Cornell University today announced it was terminating its eight-year contract with adidas effective October 1st, becoming the first U.S. university in history to cut a contract with the German company over labor rights issues. Cornell’s decision comes nearly a year and a half after PT Kizone, an adidas supplier factory in Indonesia, shut down unexpectedly in April 2011, leaving 2,800 workers without $1.8 million in legally-owed severance that the apparel giant has refused to pay.
“This gap in the apparel industry’s approach to worker rights is a critical issue that demands immediate attention,” said Cornell President David Skorton in the university’s strongly worded termination letter to adidas. “We believe that severance is a basic worker’s right.”
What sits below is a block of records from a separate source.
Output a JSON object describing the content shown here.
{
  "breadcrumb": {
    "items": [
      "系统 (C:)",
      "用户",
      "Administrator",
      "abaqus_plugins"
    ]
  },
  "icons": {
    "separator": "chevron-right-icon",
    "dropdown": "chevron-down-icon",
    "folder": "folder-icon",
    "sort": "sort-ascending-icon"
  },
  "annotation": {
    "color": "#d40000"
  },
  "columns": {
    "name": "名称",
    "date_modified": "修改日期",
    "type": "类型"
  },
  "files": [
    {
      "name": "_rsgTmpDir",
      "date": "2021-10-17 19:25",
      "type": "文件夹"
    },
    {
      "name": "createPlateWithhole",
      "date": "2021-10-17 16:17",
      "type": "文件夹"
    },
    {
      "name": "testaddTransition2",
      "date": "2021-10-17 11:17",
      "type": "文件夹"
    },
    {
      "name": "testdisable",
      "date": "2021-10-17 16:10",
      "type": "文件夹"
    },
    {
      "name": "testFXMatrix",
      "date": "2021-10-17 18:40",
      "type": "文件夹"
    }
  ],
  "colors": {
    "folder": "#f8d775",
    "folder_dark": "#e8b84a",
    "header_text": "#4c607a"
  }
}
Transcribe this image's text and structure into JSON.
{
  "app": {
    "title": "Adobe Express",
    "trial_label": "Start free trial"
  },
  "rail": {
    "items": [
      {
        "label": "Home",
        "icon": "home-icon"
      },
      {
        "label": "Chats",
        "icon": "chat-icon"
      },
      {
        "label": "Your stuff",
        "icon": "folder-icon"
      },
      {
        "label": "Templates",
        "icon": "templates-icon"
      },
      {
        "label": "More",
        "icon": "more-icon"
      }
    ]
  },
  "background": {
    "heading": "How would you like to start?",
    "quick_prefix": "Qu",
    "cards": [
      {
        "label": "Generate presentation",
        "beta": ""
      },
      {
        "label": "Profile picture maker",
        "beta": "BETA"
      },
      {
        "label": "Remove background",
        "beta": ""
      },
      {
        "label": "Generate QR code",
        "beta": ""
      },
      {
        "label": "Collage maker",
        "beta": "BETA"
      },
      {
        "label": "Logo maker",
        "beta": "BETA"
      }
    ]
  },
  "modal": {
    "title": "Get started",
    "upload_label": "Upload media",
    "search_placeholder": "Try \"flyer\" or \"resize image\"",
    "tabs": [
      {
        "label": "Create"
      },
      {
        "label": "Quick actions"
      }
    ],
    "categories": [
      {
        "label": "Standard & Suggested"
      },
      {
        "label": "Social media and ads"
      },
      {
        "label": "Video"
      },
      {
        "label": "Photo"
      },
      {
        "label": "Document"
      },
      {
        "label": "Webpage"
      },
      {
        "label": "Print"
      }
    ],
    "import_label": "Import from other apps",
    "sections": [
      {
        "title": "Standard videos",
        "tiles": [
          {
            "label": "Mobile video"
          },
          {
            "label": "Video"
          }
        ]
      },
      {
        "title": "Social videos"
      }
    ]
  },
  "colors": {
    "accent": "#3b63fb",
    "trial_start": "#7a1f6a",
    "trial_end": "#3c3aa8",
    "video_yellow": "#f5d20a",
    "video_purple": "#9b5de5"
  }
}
“This is a major national victory,” said Karen Li, a student leader in Cornell Organization for Labor Action, a USAS affiliate. “After campaigning against adidas for over a year, we are proud that Cornell has finally taken action. We hope that other universities will cut their adidas contracts soon.”
Students at the the University of Wisconsin-Madison have also been campaigning for their university to drop its $11 million sponsorship agreement with adidas since last September, but have met a number of obstacles, including an ongoing lawsuit against adidas led by the Wisconsin Attorney General’s office. “Chancellor Ward has used legal maneuvers and other tactics to stall on this issue for over a year,” said Lingran Kong, a leader in USAS’ chapter in Madison, the Student Labor Action Coalition. “Cornell’s action reaffirms that our contract with adidas must be terminated now.”
In addition to the unresolved violations at PT Kizone, USAS student leaders have received reports from Central American and Caribbean workers about deteriorating conditions at adidas supplier factories, including stories of anti-union threats at several factories owned by Gildan Activewear, which recently became adidas’ largest supplier in the Western Hemisphere. “adidas’ behavior at PT Kizone is part of a much larger pattern of abusing workers rights,” said Karen Li. “Students across the country are ready to take action when new adidas violations come to light.”